Beyond this, should defendant's argument succeed, anyone who has been previously convicted of drunk driving would refuse to take a breathalyzer test, since the penalty for such refusal would be the lesser six-month penalty, instead of the more severe two-year penalty. Such an outcome would do nothing to curb the "senseless havoc and destruction caused by intoxicated drivers." See Wright, supra, 107 N.J. at 497. See also State v. Tischio, 107 N.J. 504, 512, 527 A.2d 388 (1987), appeal dismissed, 484 U.S. 1038, 108 S. Ct. 768, 98 L. Ed. 2d 855 (1988).
Furthermore, defendant fails to offer a persuasive argument that the amendments made to the refusal statute were enacted for any reason other than to extend the suspension for repeat offenders from one year to two years. There is nothing in the legislative history which indicates that the amendments were made to overrule the precedent established by Bergwall. Should this have been the Legislature's intent, it would have done so explicitly. Given the strong public policy supporting the strict enforcement of drunk driving statutes, N.J.S.A. 39:4-50.4a should be interpreted to provide the harsher two-year suspension period for defendant's refusal to submit to a breathalyzer test in violation of N.J.S.A. 39:4-50.4a after his prior conviction for driving while under the influence of intoxicating liquor in violation of N.J.S.A. 39:4-50. Consequently, we affirm the trial court's imposition of defendant's two-year driver's license suspension.
However, we agree with defendant that the trial court erred in imposing a $50 VCCB penalty and a $75 SNSF assessment for his conviction for refusing to submit to a breathalyzer test in violation of N.J.S.A. 39:4-50.4a. The State concedes error in this regard.
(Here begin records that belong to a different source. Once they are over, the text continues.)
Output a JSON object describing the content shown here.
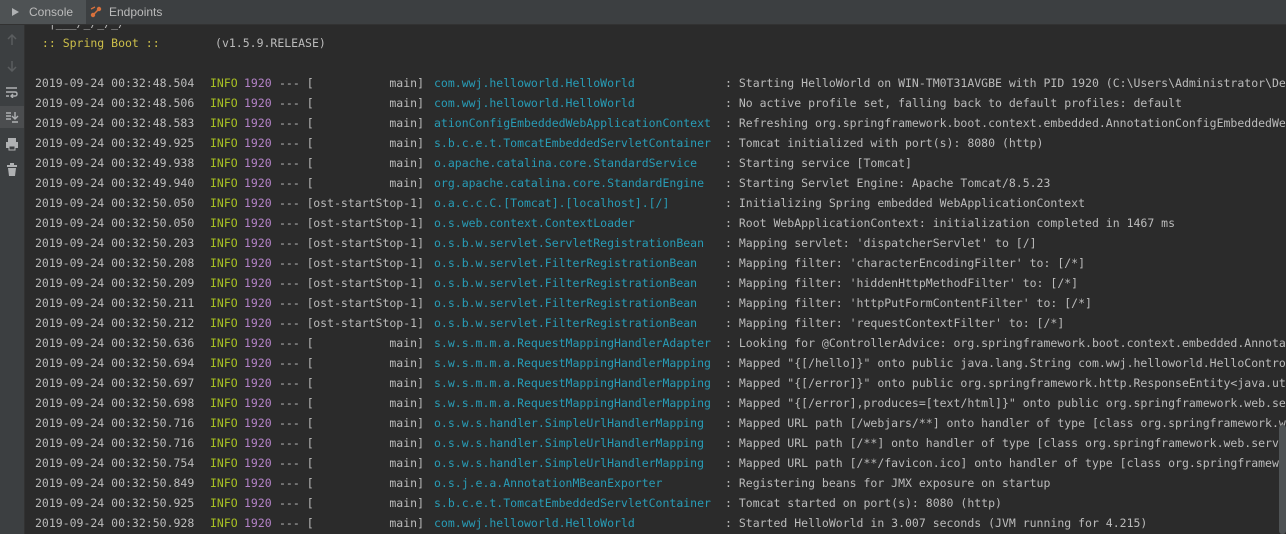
{
  "tabs": [
    {
      "label": "Console",
      "icon": "console-icon",
      "active": true
    },
    {
      "label": "Endpoints",
      "icon": "endpoints-icon",
      "active": false
    }
  ],
  "toolbar": [
    {
      "icon": "arrow-up-icon"
    },
    {
      "icon": "arrow-down-icon"
    },
    {
      "icon": "soft-wrap-icon"
    },
    {
      "icon": "scroll-to-end-icon"
    },
    {
      "icon": "print-icon"
    },
    {
      "icon": "trash-icon"
    }
  ],
  "banner": {
    "art_tail": "  |___/_/_/_/",
    "spring_label": " :: Spring Boot :: ",
    "version": "       (v1.5.9.RELEASE)"
  },
  "colors": {
    "background": "#2b2b2b",
    "info": "#a8c023",
    "pid": "#b382c7",
    "logger": "#289cb6",
    "text": "#bbbbbb"
  },
  "log_rows": [
    {
      "time": "2019-09-24 00:32:48.504",
      "level": "INFO",
      "pid": "1920",
      "sep": "--- [",
      "thread": "main]",
      "logger": "com.wwj.helloworld.HelloWorld",
      "message": ": Starting HelloWorld on WIN-TM0T31AVGBE with PID 1920 (C:\\Users\\Administrator\\De"
    },
    {
      "time": "2019-09-24 00:32:48.506",
      "level": "INFO",
      "pid": "1920",
      "sep": "--- [",
      "thread": "main]",
      "logger": "com.wwj.helloworld.HelloWorld",
      "message": ": No active profile set, falling back to default profiles: default"
    },
    {
      "time": "2019-09-24 00:32:48.583",
      "level": "INFO",
      "pid": "1920",
      "sep": "--- [",
      "thread": "main]",
      "logger": "ationConfigEmbeddedWebApplicationContext",
      "message": ": Refreshing org.springframework.boot.context.embedded.AnnotationConfigEmbeddedWe"
    },
    {
      "time": "2019-09-24 00:32:49.925",
      "level": "INFO",
      "pid": "1920",
      "sep": "--- [",
      "thread": "main]",
      "logger": "s.b.c.e.t.TomcatEmbeddedServletContainer",
      "message": ": Tomcat initialized with port(s): 8080 (http)"
    },
    {
      "time": "2019-09-24 00:32:49.938",
      "level": "INFO",
      "pid": "1920",
      "sep": "--- [",
      "thread": "main]",
      "logger": "o.apache.catalina.core.StandardService",
      "message": ": Starting service [Tomcat]"
    },
    {
      "time": "2019-09-24 00:32:49.940",
      "level": "INFO",
      "pid": "1920",
      "sep": "--- [",
      "thread": "main]",
      "logger": "org.apache.catalina.core.StandardEngine",
      "message": ": Starting Servlet Engine: Apache Tomcat/8.5.23"
    },
    {
      "time": "2019-09-24 00:32:50.050",
      "level": "INFO",
      "pid": "1920",
      "sep": "--- [",
      "thread": "ost-startStop-1]",
      "logger": "o.a.c.c.C.[Tomcat].[localhost].[/]",
      "message": ": Initializing Spring embedded WebApplicationContext"
    },
    {
      "time": "2019-09-24 00:32:50.050",
      "level": "INFO",
      "pid": "1920",
      "sep": "--- [",
      "thread": "ost-startStop-1]",
      "logger": "o.s.web.context.ContextLoader",
      "message": ": Root WebApplicationContext: initialization completed in 1467 ms"
    },
    {
      "time": "2019-09-24 00:32:50.203",
      "level": "INFO",
      "pid": "1920",
      "sep": "--- [",
      "thread": "ost-startStop-1]",
      "logger": "o.s.b.w.servlet.ServletRegistrationBean",
      "message": ": Mapping servlet: 'dispatcherServlet' to [/]"
    },
    {
      "time": "2019-09-24 00:32:50.208",
      "level": "INFO",
      "pid": "1920",
      "sep": "--- [",
      "thread": "ost-startStop-1]",
      "logger": "o.s.b.w.servlet.FilterRegistrationBean",
      "message": ": Mapping filter: 'characterEncodingFilter' to: [/*]"
    },
    {
      "time": "2019-09-24 00:32:50.209",
      "level": "INFO",
      "pid": "1920",
      "sep": "--- [",
      "thread": "ost-startStop-1]",
      "logger": "o.s.b.w.servlet.FilterRegistrationBean",
      "message": ": Mapping filter: 'hiddenHttpMethodFilter' to: [/*]"
    },
    {
      "time": "2019-09-24 00:32:50.211",
      "level": "INFO",
      "pid": "1920",
      "sep": "--- [",
      "thread": "ost-startStop-1]",
      "logger": "o.s.b.w.servlet.FilterRegistrationBean",
      "message": ": Mapping filter: 'httpPutFormContentFilter' to: [/*]"
    },
    {
      "time": "2019-09-24 00:32:50.212",
      "level": "INFO",
      "pid": "1920",
      "sep": "--- [",
      "thread": "ost-startStop-1]",
      "logger": "o.s.b.w.servlet.FilterRegistrationBean",
      "message": ": Mapping filter: 'requestContextFilter' to: [/*]"
    },
    {
      "time": "2019-09-24 00:32:50.636",
      "level": "INFO",
      "pid": "1920",
      "sep": "--- [",
      "thread": "main]",
      "logger": "s.w.s.m.m.a.RequestMappingHandlerAdapter",
      "message": ": Looking for @ControllerAdvice: org.springframework.boot.context.embedded.Annota"
    },
    {
      "time": "2019-09-24 00:32:50.694",
      "level": "INFO",
      "pid": "1920",
      "sep": "--- [",
      "thread": "main]",
      "logger": "s.w.s.m.m.a.RequestMappingHandlerMapping",
      "message": ": Mapped \"{[/hello]}\" onto public java.lang.String com.wwj.helloworld.HelloContro"
    },
    {
      "time": "2019-09-24 00:32:50.697",
      "level": "INFO",
      "pid": "1920",
      "sep": "--- [",
      "thread": "main]",
      "logger": "s.w.s.m.m.a.RequestMappingHandlerMapping",
      "message": ": Mapped \"{[/error]}\" onto public org.springframework.http.ResponseEntity<java.ut"
    },
    {
      "time": "2019-09-24 00:32:50.698",
      "level": "INFO",
      "pid": "1920",
      "sep": "--- [",
      "thread": "main]",
      "logger": "s.w.s.m.m.a.RequestMappingHandlerMapping",
      "message": ": Mapped \"{[/error],produces=[text/html]}\" onto public org.springframework.web.se"
    },
    {
      "time": "2019-09-24 00:32:50.716",
      "level": "INFO",
      "pid": "1920",
      "sep": "--- [",
      "thread": "main]",
      "logger": "o.s.w.s.handler.SimpleUrlHandlerMapping",
      "message": ": Mapped URL path [/webjars/**] onto handler of type [class org.springframework.w"
    },
    {
      "time": "2019-09-24 00:32:50.716",
      "level": "INFO",
      "pid": "1920",
      "sep": "--- [",
      "thread": "main]",
      "logger": "o.s.w.s.handler.SimpleUrlHandlerMapping",
      "message": ": Mapped URL path [/**] onto handler of type [class org.springframework.web.servl"
    },
    {
      "time": "2019-09-24 00:32:50.754",
      "level": "INFO",
      "pid": "1920",
      "sep": "--- [",
      "thread": "main]",
      "logger": "o.s.w.s.handler.SimpleUrlHandlerMapping",
      "message": ": Mapped URL path [/**/favicon.ico] onto handler of type [class org.springframewo"
    },
    {
      "time": "2019-09-24 00:32:50.849",
      "level": "INFO",
      "pid": "1920",
      "sep": "--- [",
      "thread": "main]",
      "logger": "o.s.j.e.a.AnnotationMBeanExporter",
      "message": ": Registering beans for JMX exposure on startup"
    },
    {
      "time": "2019-09-24 00:32:50.925",
      "level": "INFO",
      "pid": "1920",
      "sep": "--- [",
      "thread": "main]",
      "logger": "s.b.c.e.t.TomcatEmbeddedServletContainer",
      "message": ": Tomcat started on port(s): 8080 (http)"
    },
    {
      "time": "2019-09-24 00:32:50.928",
      "level": "INFO",
      "pid": "1920",
      "sep": "--- [",
      "thread": "main]",
      "logger": "com.wwj.helloworld.HelloWorld",
      "message": ": Started HelloWorld in 3.007 seconds (JVM running for 4.215)"
    }
  ]
}
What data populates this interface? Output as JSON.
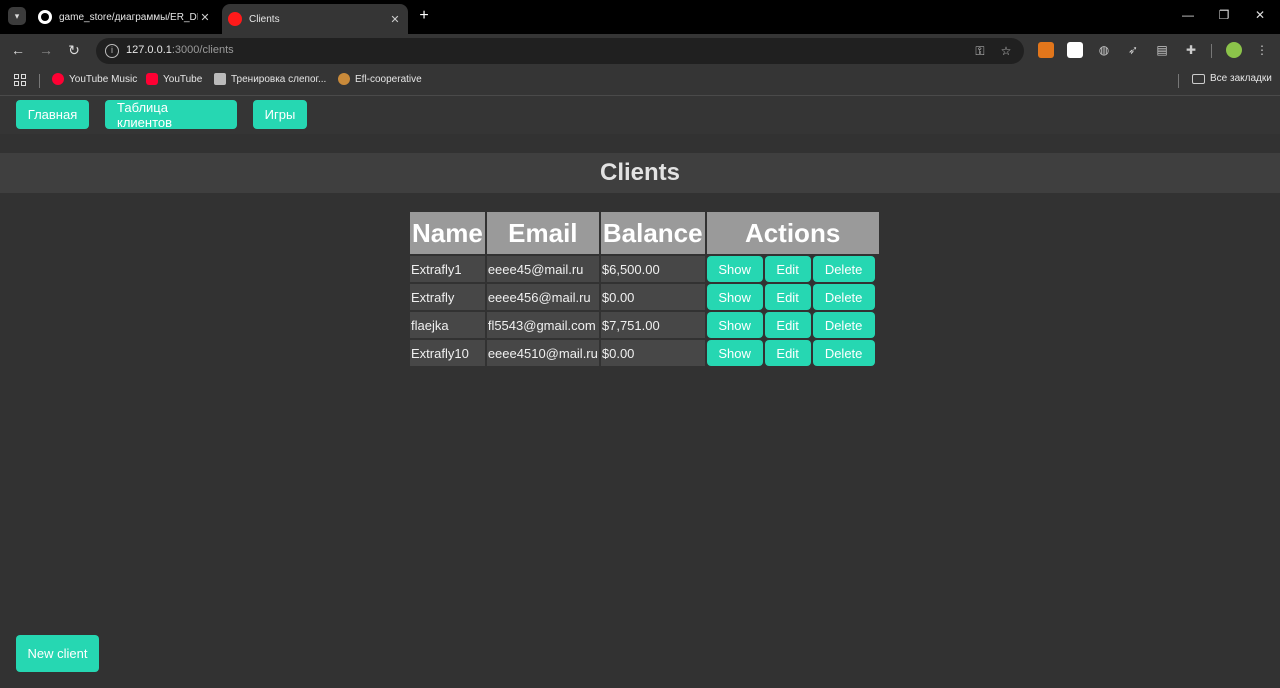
{
  "browser": {
    "tabs": [
      {
        "title": "game_store/диаграммы/ER_DI..."
      },
      {
        "title": "Clients"
      }
    ],
    "url_host": "127.0.0.1",
    "url_path": ":3000/clients",
    "bookmarks": [
      {
        "label": "YouTube Music"
      },
      {
        "label": "YouTube"
      },
      {
        "label": "Тренировка слепог..."
      },
      {
        "label": "Efl-cooperative"
      }
    ],
    "all_bookmarks_label": "Все закладки"
  },
  "nav": {
    "links": [
      {
        "label": "Главная"
      },
      {
        "label": "Таблица клиентов"
      },
      {
        "label": "Игры"
      }
    ]
  },
  "page": {
    "title": "Clients",
    "table": {
      "headers": [
        "Name",
        "Email",
        "Balance",
        "Actions"
      ],
      "rows": [
        {
          "name": "Extrafly1",
          "email": "eeee45@mail.ru",
          "balance": "$6,500.00"
        },
        {
          "name": "Extrafly",
          "email": "eeee456@mail.ru",
          "balance": "$0.00"
        },
        {
          "name": "flaejka",
          "email": "fl5543@gmail.com",
          "balance": "$7,751.00"
        },
        {
          "name": "Extrafly10",
          "email": "eeee4510@mail.ru",
          "balance": "$0.00"
        }
      ],
      "actions": {
        "show": "Show",
        "edit": "Edit",
        "delete": "Delete"
      }
    },
    "new_client_label": "New client"
  },
  "colors": {
    "accent": "#26d7b2",
    "page_bg": "#323232",
    "header_cell_bg": "#9a9a9a"
  }
}
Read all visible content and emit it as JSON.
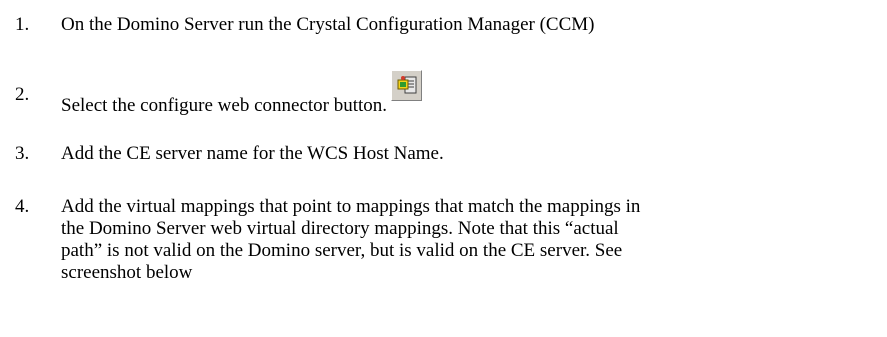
{
  "steps": [
    {
      "number": "1.",
      "text": "On the Domino Server run the Crystal Configuration Manager (CCM)"
    },
    {
      "number": "2.",
      "text": "Select the configure web connector button.",
      "icon": "configure-web-connector-icon"
    },
    {
      "number": "3.",
      "text": "Add the CE server name for the WCS Host Name."
    },
    {
      "number": "4.",
      "lines": [
        "Add the virtual mappings that point to mappings that match the mappings in",
        "the Domino Server web virtual directory mappings. Note that this “actual",
        "path” is not valid on the Domino server, but is valid on the CE server. See",
        "screenshot below"
      ]
    }
  ]
}
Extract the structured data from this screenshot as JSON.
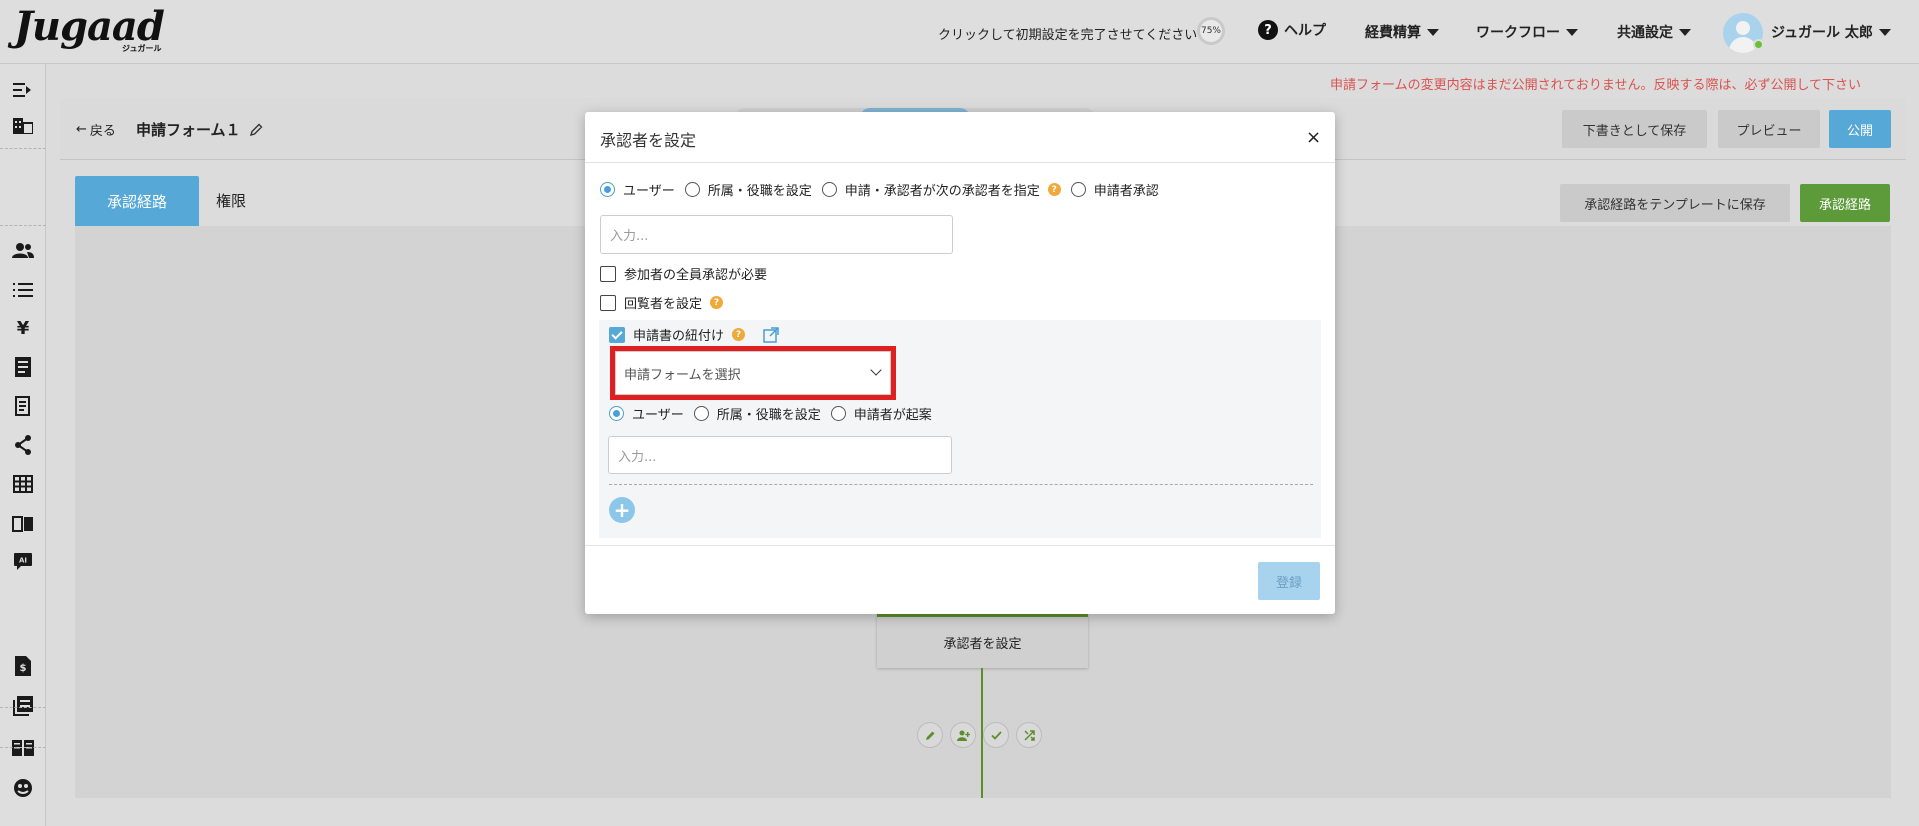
{
  "app": {
    "logo_text": "Jugaad",
    "logo_sub": "ジュガール"
  },
  "header": {
    "setup_prompt": "クリックして初期設定を完了させてください →",
    "setup_progress": "75%",
    "help_label": "ヘルプ",
    "menus": [
      "経費精算",
      "ワークフロー",
      "共通設定"
    ],
    "user_name": "ジュガール 太郎"
  },
  "notice": {
    "unpublished_warning": "申請フォームの変更内容はまだ公開されておりません。反映する際は、必ず公開して下さい"
  },
  "toolbar": {
    "back_label": "戻る",
    "form_title": "申請フォーム１",
    "save_draft_label": "下書きとして保存",
    "preview_label": "プレビュー",
    "publish_label": "公開"
  },
  "tabs": {
    "approval_route": "承認経路",
    "permissions": "権限"
  },
  "route_actions": {
    "save_template_label": "承認経路をテンプレートに保存",
    "route_label": "承認経路"
  },
  "flow": {
    "node_label": "承認者を設定"
  },
  "modal": {
    "title": "承認者を設定",
    "close_label": "×",
    "approver_type_options": [
      "ユーザー",
      "所属・役職を設定",
      "申請・承認者が次の承認者を指定",
      "申請者承認"
    ],
    "approver_type_selected": "ユーザー",
    "user_input_placeholder": "入力...",
    "require_all_label": "参加者の全員承認が必要",
    "set_viewer_label": "回覧者を設定",
    "link_application_label": "申請書の紐付け",
    "form_select_placeholder": "申請フォームを選択",
    "linked_options": [
      "ユーザー",
      "所属・役職を設定",
      "申請者が起案"
    ],
    "linked_selected": "ユーザー",
    "linked_input_placeholder": "入力...",
    "add_label": "+",
    "register_label": "登録"
  },
  "colors": {
    "accent_blue": "#56a8d6",
    "accent_green": "#5d9a3a",
    "warning_red": "#d9534f",
    "highlight_red": "#e02020",
    "help_orange": "#f0a93a"
  }
}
N.J.S.A. 2C:43-3.1a(2)(c), which deals with VCCB penalties, provides:
In addition to any other assessment imposed pursuant to the provisions of R.S. 39:4-50, any person convicted of operating a motor vehicle while under the influence of liquor or drugs shall be assessed $50.00.
And N.J.S.A. 2C:43-3.2a(1), which deals with SNSF assessments, provides:
In addition to any other fine, fee or assessment imposed, any person convicted of a crime, disorderly or petty disorderly persons offense or violation of R.S. 39:4-50 shall be assessed $75 for each conviction.
Neither N.J.S.A. 2C:43-3.1a(2)(c) nor N.J.S.A. 2C:43-3.2a(1) apply to impose monetary penalties and assessments for defendant's conviction for refusing to take a breathalyzer test in violation of N.J.S.A. 39:4-50.4a. Consequently, the $50 VCCB penalty and the $75 SNSF assessment must be vacated.
Accordingly, except to vacate the $50 VCCB penalty and the $75 SNSF assessment imposed upon defendant, the judgment of conviction under review is affirmed.